The history of intelligent transportation in Japan can be traced back to 1973 when its first ITS project -- Comprehensive Automobile Control System (CACS) was developed by the Ministry of Economy, Trade and Industry ((METI). Later in the 1980s, increasing pressure in traffic congestion, road safety and pollution gave rise to a series of ITS projects, including Road/Automobile Communication System (RACS), Advanced Mobile Traffic Information & Communication System (AMTICS), and Advanced Road Transportation System (ARTS). In 1994, Vehicle, Road and Traffic Intelligence Society (VERTIS) was jointly established by five ministries for the promotion of intelligent transportation in Japan. In July 1995, the Center of Vehicle Information and Communication System (VICS) was founded, and was officially launched in April 1996.
In July 1996, the five ministries jointly formulated the Comprehensive Plan for Intelligent Transport System in Japan for its long-term development. It is a twenty-year plan that outlines the long-term ITS development direction and system architecture, and specifies nine key research and development priorities: advanced navigation system, electronic toll collection, driver assistance system, traffic management optimization, road management optimization, public traffic support system, commercial vehicle efficiency optimization, pedestrian support system, and emergency vehicle operation. Significant social and economic benefits were witnessed due to the deployment of a series of ITS applications and projects. Figures show that the death toll caused by traffic accidents have been decreasing consecutively, with fatalities dropping at the first time lower than 5,000 in 2009.

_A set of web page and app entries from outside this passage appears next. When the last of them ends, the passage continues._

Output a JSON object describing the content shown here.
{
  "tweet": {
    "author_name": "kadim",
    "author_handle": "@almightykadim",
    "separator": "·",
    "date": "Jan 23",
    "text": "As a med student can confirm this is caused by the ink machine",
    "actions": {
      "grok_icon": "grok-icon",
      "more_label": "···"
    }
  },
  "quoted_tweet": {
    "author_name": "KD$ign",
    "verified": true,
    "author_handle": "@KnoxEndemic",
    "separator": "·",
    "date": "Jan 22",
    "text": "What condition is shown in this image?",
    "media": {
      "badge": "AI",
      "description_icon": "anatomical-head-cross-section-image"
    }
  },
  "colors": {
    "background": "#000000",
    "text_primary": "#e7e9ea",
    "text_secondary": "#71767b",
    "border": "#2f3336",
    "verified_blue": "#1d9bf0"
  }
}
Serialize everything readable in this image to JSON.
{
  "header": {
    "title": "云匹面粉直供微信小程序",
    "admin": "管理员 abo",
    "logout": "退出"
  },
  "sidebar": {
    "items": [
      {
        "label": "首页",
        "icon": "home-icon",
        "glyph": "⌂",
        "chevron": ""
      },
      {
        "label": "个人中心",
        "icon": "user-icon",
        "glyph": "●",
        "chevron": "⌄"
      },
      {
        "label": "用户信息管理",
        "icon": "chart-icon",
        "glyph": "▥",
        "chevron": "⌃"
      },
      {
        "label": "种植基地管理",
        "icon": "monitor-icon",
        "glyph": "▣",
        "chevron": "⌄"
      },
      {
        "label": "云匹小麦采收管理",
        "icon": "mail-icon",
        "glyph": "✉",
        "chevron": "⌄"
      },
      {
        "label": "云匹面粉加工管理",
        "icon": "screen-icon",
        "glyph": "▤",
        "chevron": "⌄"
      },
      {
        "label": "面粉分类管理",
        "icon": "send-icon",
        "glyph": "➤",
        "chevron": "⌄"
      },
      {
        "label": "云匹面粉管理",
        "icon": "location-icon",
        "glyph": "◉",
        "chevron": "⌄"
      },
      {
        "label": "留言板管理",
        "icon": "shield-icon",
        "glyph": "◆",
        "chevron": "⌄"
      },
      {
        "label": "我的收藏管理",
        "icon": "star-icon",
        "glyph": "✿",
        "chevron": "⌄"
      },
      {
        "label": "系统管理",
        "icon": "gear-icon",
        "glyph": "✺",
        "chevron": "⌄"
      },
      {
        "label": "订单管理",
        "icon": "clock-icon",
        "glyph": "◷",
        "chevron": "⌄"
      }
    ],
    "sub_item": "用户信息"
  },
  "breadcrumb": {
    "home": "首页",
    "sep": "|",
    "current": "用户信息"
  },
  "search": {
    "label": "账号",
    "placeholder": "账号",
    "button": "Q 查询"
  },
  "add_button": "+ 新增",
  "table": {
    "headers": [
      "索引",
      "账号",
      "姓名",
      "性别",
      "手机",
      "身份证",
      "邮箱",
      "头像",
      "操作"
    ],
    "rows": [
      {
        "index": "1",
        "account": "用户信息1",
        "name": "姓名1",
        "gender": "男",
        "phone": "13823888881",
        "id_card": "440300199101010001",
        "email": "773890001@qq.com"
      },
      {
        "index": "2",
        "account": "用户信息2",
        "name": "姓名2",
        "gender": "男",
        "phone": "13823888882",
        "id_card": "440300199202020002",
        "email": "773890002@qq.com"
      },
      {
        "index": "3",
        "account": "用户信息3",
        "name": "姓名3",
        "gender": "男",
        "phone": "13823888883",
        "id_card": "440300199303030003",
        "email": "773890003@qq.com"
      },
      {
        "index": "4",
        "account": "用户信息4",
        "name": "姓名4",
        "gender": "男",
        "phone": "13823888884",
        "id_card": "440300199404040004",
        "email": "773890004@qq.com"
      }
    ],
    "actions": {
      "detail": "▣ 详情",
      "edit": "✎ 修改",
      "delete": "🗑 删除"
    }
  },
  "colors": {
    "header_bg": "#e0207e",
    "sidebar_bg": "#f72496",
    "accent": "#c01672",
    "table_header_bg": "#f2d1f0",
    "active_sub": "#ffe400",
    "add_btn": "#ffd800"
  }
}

In recent years, intelligent transportation in Japan is in rapid development. By March 2020, the utilization rate of highway ETC reaches 92.9%, and approximately 4.93 million vehicles are installed with On-board Unit (OBU) ETC2.0. Compared with ETC1.0., the OBU ETC2.0 can interact with the Roadside Unit ETC2.0 in real time. More functions are provided such as real-time traffic jam warning and route guidance. In the White Paper on Land, Infrastructure, Transport and Tourism 2020, MaaS as a service that integrates searching, reservations, payments, etc. into one by optimally combining multiple public transportation and other mobility services through smartphone apps and websites is highlighted with 19 pilot projects, aiming to solve mobility issues and revitalize regional areas through social implementation of this new mobility services.